Due the conflicting theoretical conception and hypothetical disagreement about the general acceptance of the definition, Price (2007) definition would be used to in this literature because it better explained and cover huge areas of the study. According to Price (2007):
“A philosophy of people management based on the belief that human resources are uniquely important to sustained business success. An organization gains competitive advantage by using its people effectively, drawing on their expertise and ingenuity to meet clearly defined objectives. Human resource management is aimed at recruiting capable, flexible and committed people, managing and rewarding their performance and developing key competencies”.
The dynamic and uncertainty in HR contemporary organisations are tremendously moving towards a radical dimension (Analoui, 2007). Recent debate by many researchers have laid more emphasis about matching and incorporating the HR-department with other strategic functioning departments within organisation (Soderlund and Bredin, (2005); Analoui, (2007); Price, (2007).
1.2 HR IN A CONTEMPORARY ORGANISATION

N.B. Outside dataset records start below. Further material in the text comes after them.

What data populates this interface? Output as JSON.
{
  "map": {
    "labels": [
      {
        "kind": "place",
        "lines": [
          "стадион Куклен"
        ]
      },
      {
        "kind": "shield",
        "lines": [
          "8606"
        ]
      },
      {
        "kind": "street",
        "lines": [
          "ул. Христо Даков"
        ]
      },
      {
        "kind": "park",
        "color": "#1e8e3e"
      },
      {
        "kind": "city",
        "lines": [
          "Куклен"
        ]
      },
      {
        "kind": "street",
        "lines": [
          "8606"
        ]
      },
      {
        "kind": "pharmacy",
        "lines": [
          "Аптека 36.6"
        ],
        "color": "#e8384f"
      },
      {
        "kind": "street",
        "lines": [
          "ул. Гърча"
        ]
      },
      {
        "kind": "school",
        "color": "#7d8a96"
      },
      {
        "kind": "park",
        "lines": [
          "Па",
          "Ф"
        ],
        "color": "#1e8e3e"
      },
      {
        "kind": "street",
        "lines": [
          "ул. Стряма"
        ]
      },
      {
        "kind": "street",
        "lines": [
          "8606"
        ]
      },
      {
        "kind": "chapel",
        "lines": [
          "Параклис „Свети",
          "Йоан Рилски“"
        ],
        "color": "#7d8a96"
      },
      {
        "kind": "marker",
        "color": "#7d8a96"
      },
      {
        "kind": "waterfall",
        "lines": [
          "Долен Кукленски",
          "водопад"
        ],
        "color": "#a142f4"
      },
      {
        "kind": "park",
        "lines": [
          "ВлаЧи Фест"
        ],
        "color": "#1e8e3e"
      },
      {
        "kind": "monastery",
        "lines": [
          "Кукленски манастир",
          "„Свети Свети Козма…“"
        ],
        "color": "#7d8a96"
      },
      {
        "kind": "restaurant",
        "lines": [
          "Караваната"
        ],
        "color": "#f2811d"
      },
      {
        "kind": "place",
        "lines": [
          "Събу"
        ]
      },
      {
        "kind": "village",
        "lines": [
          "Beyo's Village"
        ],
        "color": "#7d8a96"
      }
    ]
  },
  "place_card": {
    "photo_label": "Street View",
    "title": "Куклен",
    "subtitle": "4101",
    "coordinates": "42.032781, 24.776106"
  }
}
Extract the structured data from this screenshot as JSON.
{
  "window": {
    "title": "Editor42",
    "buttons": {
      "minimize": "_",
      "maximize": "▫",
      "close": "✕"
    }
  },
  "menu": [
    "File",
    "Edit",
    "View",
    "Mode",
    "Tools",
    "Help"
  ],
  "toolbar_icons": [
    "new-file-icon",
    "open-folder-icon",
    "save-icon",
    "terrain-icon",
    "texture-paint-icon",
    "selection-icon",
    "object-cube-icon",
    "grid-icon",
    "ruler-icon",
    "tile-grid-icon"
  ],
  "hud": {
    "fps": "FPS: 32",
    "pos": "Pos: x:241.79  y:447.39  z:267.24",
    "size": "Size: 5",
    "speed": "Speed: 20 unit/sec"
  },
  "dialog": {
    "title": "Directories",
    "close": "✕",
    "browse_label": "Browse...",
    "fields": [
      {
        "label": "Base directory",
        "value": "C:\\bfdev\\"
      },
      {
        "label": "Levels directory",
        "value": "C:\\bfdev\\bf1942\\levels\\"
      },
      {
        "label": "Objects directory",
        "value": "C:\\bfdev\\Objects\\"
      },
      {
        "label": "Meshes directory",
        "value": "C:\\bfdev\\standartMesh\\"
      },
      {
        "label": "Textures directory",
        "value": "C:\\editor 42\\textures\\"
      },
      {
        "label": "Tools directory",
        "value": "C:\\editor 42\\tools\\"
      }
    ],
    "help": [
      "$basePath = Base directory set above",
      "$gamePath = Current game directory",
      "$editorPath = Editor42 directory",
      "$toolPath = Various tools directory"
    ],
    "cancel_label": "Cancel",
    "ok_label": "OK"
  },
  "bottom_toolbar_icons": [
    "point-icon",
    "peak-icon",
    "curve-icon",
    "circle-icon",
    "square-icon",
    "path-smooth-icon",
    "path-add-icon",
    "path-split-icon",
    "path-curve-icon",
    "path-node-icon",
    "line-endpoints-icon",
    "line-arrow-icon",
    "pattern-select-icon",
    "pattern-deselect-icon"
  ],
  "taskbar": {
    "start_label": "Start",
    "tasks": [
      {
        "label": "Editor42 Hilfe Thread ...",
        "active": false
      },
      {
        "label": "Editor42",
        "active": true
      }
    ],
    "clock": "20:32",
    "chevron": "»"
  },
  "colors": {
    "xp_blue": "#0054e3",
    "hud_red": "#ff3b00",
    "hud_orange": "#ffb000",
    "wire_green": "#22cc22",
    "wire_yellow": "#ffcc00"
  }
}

HR is essentially crucial in today’s contemporary organisations because it induce high-performance management through the use of employees; by enhancing their levels of customer’s service, productivity, growth, profits and quality control (Armstrong, 2000). Lado and Wilson (1994, p 701) outlined a separate interconnected activities, roles, processes and other aspects that are aimed to attracting, maintaining, and developing the firm HR activities in contemporary organisations, such as: 1) planning; 2) recruitment and selection 3) training; 4) performance management; 5) benefits and rewards; 6) compensation; 7) and 8) career development (Banhegyi et al., (2008) and (Robbins & Coulter, (2002).
Planning in Human Resource has been discussed in different HRM contexts for many years (Wren, 1994). HR planning was initially an important aspect of job analyses and was often used as bases for determining strengths and weaknesses among the employees and to develop the skills and competences they needed (Gallagher, 2000). As individual career plans started to gain more popularity, companies gradually started to pay more attention to the certain skills and competences among individual employees as a way of aligning and dealing with the companies’ succession planning (Kuratko and...